Assignment ▸ Examine the records and identify each line that includes the string "time". Copy those lines.

Supplied data ▸
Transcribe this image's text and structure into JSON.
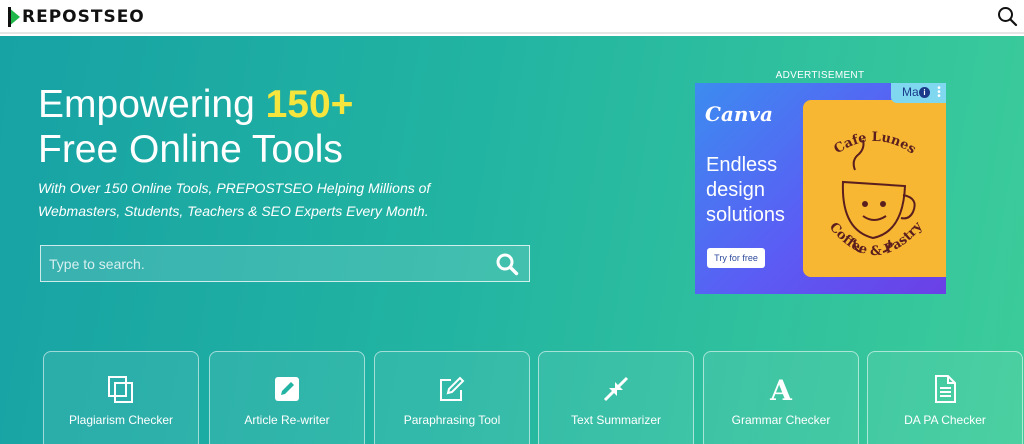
{
  "brand": {
    "logo_text": "REPOSTSEO",
    "logo_full_name": "PREPOSTSEO",
    "accent_green": "#1fb74a",
    "hero_gradient": [
      "#17a2a4",
      "#3ccc9a"
    ],
    "highlight_color": "#f5e53c"
  },
  "navbar": {
    "search_icon": "search-icon"
  },
  "hero": {
    "title_prefix": "Empowering ",
    "title_highlight": "150+",
    "title_line2": "Free Online Tools",
    "subtitle": "With Over 150 Online Tools, PREPOSTSEO Helping Millions of Webmasters, Students, Teachers & SEO Experts Every Month.",
    "search": {
      "placeholder": "Type to search.",
      "value": "",
      "icon": "search-icon"
    }
  },
  "advertisement": {
    "label": "ADVERTISEMENT",
    "brand": "Canva",
    "headline_lines": [
      "Endless",
      "design",
      "solutions"
    ],
    "cta": "Try for free",
    "badge_text": "Ma",
    "card_text_top": "Cafe Lunes",
    "card_text_bottom": "Coffee & Pastry"
  },
  "tools": [
    {
      "label": "Plagiarism Checker",
      "icon": "copy-icon"
    },
    {
      "label": "Article Re-writer",
      "icon": "edit-square-icon"
    },
    {
      "label": "Paraphrasing Tool",
      "icon": "pencil-square-icon"
    },
    {
      "label": "Text Summarizer",
      "icon": "compress-arrows-icon"
    },
    {
      "label": "Grammar Checker",
      "icon": "letter-a-icon"
    },
    {
      "label": "DA PA Checker",
      "icon": "document-icon"
    }
  ]
}
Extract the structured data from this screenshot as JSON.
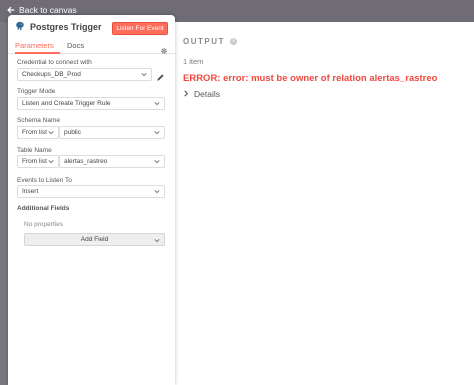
{
  "topbar": {
    "back_label": "Back to canvas"
  },
  "node": {
    "title": "Postgres Trigger",
    "listen_button": "Listen For Event",
    "tabs": [
      {
        "label": "Parameters",
        "active": true
      },
      {
        "label": "Docs",
        "active": false
      }
    ]
  },
  "params": {
    "credential": {
      "label": "Credential to connect with",
      "value": "Checkups_DB_Prod"
    },
    "trigger_mode": {
      "label": "Trigger Mode",
      "value": "Listen and Create Trigger Rule"
    },
    "schema": {
      "label": "Schema Name",
      "mode": "From list",
      "value": "public"
    },
    "table": {
      "label": "Table Name",
      "mode": "From list",
      "value": "alertas_rastreo"
    },
    "events": {
      "label": "Events to Listen To",
      "value": "Insert"
    },
    "additional": {
      "label": "Additional Fields",
      "empty_text": "No properties",
      "add_button": "Add Field"
    }
  },
  "output": {
    "title": "OUTPUT",
    "items": "1 item",
    "error": "ERROR: error: must be owner of relation alertas_rastreo",
    "details": "Details"
  },
  "colors": {
    "accent": "#ff6d5a",
    "error": "#f0483e",
    "canvas": "#7a7780"
  }
}
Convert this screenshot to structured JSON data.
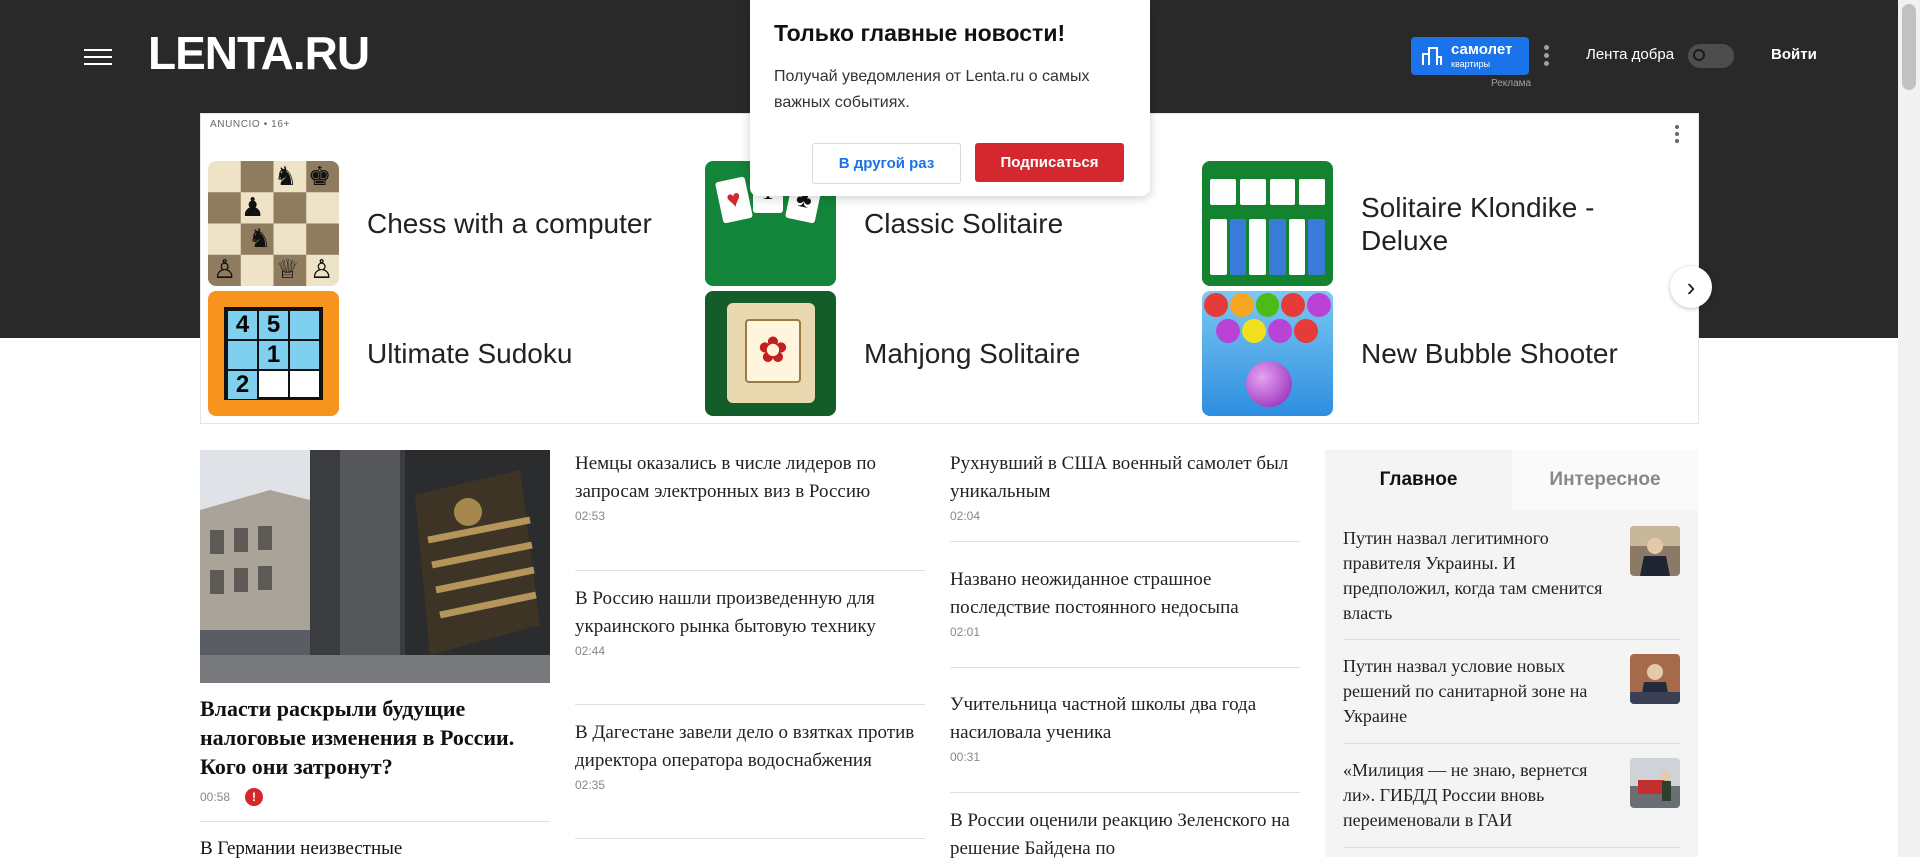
{
  "header": {
    "logo": "LENTA.RU",
    "promo": {
      "title": "самолет",
      "subtitle": "квартиры",
      "ad_label": "Реклама"
    },
    "good_news_label": "Лента добра",
    "login_label": "Войти"
  },
  "popup": {
    "title": "Только главные новости!",
    "text": "Получай уведомления от Lenta.ru о самых важных событиях.",
    "later_label": "В другой раз",
    "subscribe_label": "Подписаться"
  },
  "ad": {
    "label": "ANUNCIO • 16+",
    "games": [
      {
        "name": "Chess with a computer",
        "icon": "chess-icon"
      },
      {
        "name": "Classic Solitaire",
        "icon": "solitaire-icon"
      },
      {
        "name": "Solitaire Klondike - Deluxe",
        "icon": "klondike-icon"
      },
      {
        "name": "Ultimate Sudoku",
        "icon": "sudoku-icon"
      },
      {
        "name": "Mahjong Solitaire",
        "icon": "mahjong-icon"
      },
      {
        "name": "New Bubble Shooter",
        "icon": "bubble-shooter-icon"
      }
    ]
  },
  "main_story": {
    "title": "Власти раскрыли будущие налоговые изменения в России. Кого они затронут?",
    "time": "00:58",
    "alert": "!",
    "next_title": "В Германии неизвестные"
  },
  "column1": [
    {
      "title": "Немцы оказались в числе лидеров по запросам электронных виз в Россию",
      "time": "02:53"
    },
    {
      "title": "В Россию нашли произведенную для украинского рынка бытовую технику",
      "time": "02:44"
    },
    {
      "title": "В Дагестане завели дело о взятках против директора оператора водоснабжения",
      "time": "02:35"
    }
  ],
  "column2": [
    {
      "title": "Рухнувший в США военный самолет был уникальным",
      "time": "02:04"
    },
    {
      "title": "Названо неожиданное страшное последствие постоянного недосыпа",
      "time": "02:01"
    },
    {
      "title": "Учительница частной школы два года насиловала ученика",
      "time": "00:31"
    },
    {
      "title": "В России оценили реакцию Зеленского на решение Байдена по",
      "time": ""
    }
  ],
  "sidebar": {
    "tabs": [
      "Главное",
      "Интересное"
    ],
    "items": [
      {
        "title": "Путин назвал легитимного правителя Украины. И предположил, когда там сменится власть"
      },
      {
        "title": "Путин назвал условие новых решений по санитарной зоне на Украине"
      },
      {
        "title": "«Милиция — не знаю, вернется ли». ГИБДД России вновь переименовали в ГАИ"
      }
    ]
  },
  "colors": {
    "header_bg": "#292929",
    "accent_red": "#d4282f",
    "promo_blue": "#1a73e8"
  }
}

Task response ▸
    "time": "00:58",
      "time": "02:53"
      "time": "02:44"
      "time": "02:35"
      "time": "02:04"
      "time": "02:01"
      "time": "00:31"
      "time": ""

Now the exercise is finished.